Ferguson's choice exposes Champions League flaws
Sir Alex Ferguson's decision to send out Manchester United's Carling Cup team in Champions League clothing was a miscalculation - and a sad reflection on European football's flagship club tournament.
Ferguson's willingess to make 10 changes to the line-up that drew at Everton - and with both eyes seemingly fixed on Sunday's Premier League meeting with Liverpool - gave fresh impetus to the belief that the Champions League group phase is now more about finance than serious footballing competition. And far too predictable by half.
Ferguson's mass shuffling of United's resources also allowed Rangers, and his old friend and former assistant Walter Smith, to take all the pride and honours from a turgid encounter at Old Trafford.
Ferguson saw fit to remove goalkeeper Edwin van der Sar, Patrice Evra, Nemanja Vidic, Nani, Paul Scholes and Dimitar Berbatov from his squad entirely - and reduce Ryan Giggs to the role of substitute.
True, Rio Ferdinand and Wayne Rooney returned but, by any reckoning, this was a patchy United line-up. And Ferguson paid the price by watching his side bang their heads against a brick wall for 90 minutes in this goalless draw.
Steven Naismith holds off Wayne Rooney. Photo: AP
He even came close to confessing the error of his ways by admitting that United's endless journey into the cul-de-sac of the Rangers rearguard cried out for the subtle touches of this season's revitalised Berbatov. Ferguson could have mentioned the invention and guile of the absent Scholes in the same breath.
Of course, the outcome is hardly fatal to United's chances of progressing into the knockout phase. In all probability, they will reach that target in comfort, which increases the growing sense that this particular Champions League format is flawed and requires fresh examination.
Too often group games are simply skirmishes and formalities before the serious business begins in the knockout games. The cutting edge of competition is too often absent, which may result in more coaches following Ferguson's lead, safe in the knowledge there is time to recover from any unexpected slips.
This meeting between Manchester United and the champions of Scotland was not even a sell-out. Almost unthinkable in days gone by.
Ferguson, to his credit, refused all opportunities to criticise the lovingly-crafted negativity that Smith and his Rangers side brought to Old Trafford. And he was right to do so.
Even the atmosphere was subdued, shaped from the opening moments by the certain knowledge that a war of attrition was about to develop into a full-scale game of attack against defence for 74,000 observers.
Smith almost apologised for his team's approach, blaming the huge financial disparity between clubs competing in the Champions League for a damage limitation - in this instance, damage avoidance - approach.

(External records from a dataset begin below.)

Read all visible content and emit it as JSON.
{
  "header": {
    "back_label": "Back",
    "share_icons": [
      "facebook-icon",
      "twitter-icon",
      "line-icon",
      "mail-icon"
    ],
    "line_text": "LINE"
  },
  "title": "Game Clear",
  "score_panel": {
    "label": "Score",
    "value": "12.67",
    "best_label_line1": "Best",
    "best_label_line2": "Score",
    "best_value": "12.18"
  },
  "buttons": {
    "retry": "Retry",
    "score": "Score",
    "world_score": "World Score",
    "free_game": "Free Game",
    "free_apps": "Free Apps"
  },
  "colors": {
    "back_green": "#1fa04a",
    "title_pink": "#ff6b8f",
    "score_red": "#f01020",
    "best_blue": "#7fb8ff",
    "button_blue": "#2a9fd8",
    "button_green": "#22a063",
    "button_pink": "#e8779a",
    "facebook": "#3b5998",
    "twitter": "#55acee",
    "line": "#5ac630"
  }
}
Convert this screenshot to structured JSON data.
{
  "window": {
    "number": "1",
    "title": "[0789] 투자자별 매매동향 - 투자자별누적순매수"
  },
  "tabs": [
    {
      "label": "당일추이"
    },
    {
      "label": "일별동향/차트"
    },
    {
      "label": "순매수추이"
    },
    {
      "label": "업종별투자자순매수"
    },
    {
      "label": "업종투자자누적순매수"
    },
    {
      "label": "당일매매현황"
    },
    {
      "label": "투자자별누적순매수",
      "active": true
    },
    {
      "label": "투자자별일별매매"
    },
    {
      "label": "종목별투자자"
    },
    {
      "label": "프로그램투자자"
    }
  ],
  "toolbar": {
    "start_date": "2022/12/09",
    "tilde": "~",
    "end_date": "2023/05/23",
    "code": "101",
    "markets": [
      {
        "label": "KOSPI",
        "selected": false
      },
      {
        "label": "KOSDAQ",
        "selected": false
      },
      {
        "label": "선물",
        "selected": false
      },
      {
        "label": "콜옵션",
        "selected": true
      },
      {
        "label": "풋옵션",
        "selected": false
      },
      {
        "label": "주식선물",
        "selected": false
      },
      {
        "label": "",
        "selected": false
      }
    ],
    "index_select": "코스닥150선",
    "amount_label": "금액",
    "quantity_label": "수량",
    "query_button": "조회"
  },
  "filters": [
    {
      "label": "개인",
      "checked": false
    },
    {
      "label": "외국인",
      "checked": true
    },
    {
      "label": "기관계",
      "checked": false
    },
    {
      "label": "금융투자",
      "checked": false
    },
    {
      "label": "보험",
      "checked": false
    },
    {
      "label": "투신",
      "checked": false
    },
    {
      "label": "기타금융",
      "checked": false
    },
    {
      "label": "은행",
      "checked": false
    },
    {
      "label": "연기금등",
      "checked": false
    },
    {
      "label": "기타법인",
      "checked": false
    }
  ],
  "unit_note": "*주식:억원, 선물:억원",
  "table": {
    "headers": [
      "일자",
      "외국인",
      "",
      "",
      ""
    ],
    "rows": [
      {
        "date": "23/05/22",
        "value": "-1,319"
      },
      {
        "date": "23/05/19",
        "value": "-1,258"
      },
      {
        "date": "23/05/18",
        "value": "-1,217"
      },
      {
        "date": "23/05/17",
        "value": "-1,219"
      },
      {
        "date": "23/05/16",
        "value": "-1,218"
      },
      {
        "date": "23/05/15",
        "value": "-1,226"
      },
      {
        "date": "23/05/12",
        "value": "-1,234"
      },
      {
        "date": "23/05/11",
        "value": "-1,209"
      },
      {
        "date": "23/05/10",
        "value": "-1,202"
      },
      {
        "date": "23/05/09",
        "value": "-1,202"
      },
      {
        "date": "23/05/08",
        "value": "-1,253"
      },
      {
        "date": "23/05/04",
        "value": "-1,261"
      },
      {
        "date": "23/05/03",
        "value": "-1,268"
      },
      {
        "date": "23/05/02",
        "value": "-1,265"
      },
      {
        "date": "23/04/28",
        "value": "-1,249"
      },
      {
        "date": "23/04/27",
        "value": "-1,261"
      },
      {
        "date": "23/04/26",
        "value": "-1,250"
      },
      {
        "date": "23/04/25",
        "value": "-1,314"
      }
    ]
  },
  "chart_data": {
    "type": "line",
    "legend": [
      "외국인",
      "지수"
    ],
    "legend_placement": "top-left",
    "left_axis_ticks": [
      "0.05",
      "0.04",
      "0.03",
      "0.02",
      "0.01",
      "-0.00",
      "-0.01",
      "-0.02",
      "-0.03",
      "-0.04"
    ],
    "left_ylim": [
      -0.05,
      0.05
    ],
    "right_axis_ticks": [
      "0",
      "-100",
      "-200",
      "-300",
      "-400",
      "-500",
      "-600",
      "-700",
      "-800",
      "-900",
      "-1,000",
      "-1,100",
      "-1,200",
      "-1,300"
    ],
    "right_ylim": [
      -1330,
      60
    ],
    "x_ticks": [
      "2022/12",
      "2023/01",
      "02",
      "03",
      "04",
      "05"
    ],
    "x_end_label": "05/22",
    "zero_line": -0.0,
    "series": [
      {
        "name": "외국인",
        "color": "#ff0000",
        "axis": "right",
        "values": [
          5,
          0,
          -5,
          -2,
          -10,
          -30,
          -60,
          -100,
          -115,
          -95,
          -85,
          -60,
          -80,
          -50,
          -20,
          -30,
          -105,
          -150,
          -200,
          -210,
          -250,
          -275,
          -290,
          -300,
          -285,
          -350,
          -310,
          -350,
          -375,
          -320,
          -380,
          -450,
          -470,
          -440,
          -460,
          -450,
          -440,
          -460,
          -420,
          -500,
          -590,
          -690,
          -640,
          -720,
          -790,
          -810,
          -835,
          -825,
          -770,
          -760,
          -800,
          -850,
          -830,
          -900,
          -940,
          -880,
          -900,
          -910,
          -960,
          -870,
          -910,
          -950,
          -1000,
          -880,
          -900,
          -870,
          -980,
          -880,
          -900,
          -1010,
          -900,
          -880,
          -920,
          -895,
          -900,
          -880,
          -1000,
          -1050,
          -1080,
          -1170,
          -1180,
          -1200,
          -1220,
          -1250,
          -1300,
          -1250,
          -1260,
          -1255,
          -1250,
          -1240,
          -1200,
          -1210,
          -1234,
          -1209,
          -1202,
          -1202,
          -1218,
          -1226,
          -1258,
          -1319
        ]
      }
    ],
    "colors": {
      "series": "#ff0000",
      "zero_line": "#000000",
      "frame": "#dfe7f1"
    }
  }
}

"Scottish teams are not in the position we were once in, where we could compete to sign the best players in the British Isles, so we have to find a way to nullify the opposition as best as we can," he explained.
"It's down to a manager to try to find a way. Unfortunately, in any walk of life it is easier to stop someone doing something than it is to actually create it.
"We don't feel proud of the fact that we are doing it but there is nothing else left for us."
This was one of the few things Smith got wrong. He had every right to feel proud of his players - the Rangers fans who applauded each block and tackle certainly did.
David Weir and Madjid Bougherra were magnificent in defence, while every Rangers man carried out Smith's orders with such diligence that goalkeeper Allan McGregor was almost untroubled in the face of ceaseless United possession. It was a disciplined performance, too, with only 11 fouls committed.
And rarely can a striker have travelled so far in a match without ever having the ball as Kenny Miller, isolated from his colleagues throughout but given a standing ovation from those gathered in Old Trafford's East Stand simply for running himself to a standstill.
Ferguson insisted Rangers will find it more difficult to take this approach at Ibrox - but he may also feel the need to select a better Manchester United side to combat them.
United's night of labour and frustration was compounded by the dreadful injury to Antonio Valencia, who fractured his ankle in an innocuous collision with Kirk Broadfoot and will miss the rest of the season.
United are left to reflect on a missed opportunity. Photo: AP
Ferdinand's return to senior action after the knee injury that ended his World Cup before it began amounted to little more than a toning up exercise, while the recalled Rooney cut a listless figure and was as bereft of ideas as the rest of his United colleagues by the time the curtain came down.
For Rangers, this was night that gave them honour. The purists may sniff, Lionel Messi's "anti-football" jibes may be revisited by some in search of cheap shots - but this was a job wonderfully done and orchestrated by a manager who manipulated his resources better than his opposite number.
The only serious pressure Ferguson was able to apply on Rangers was via a public pre-order, delivered in his programme notes, for coach Ian Durrant to produce a bottle of Australia's finest Penfolds Grange wine in time for the return meeting at Ibrox.
Smith and his men deserved a toast on Tuesday - but there was also a warning for Uefa that the Champions League champagne may be in danger of losing some of its sparkle.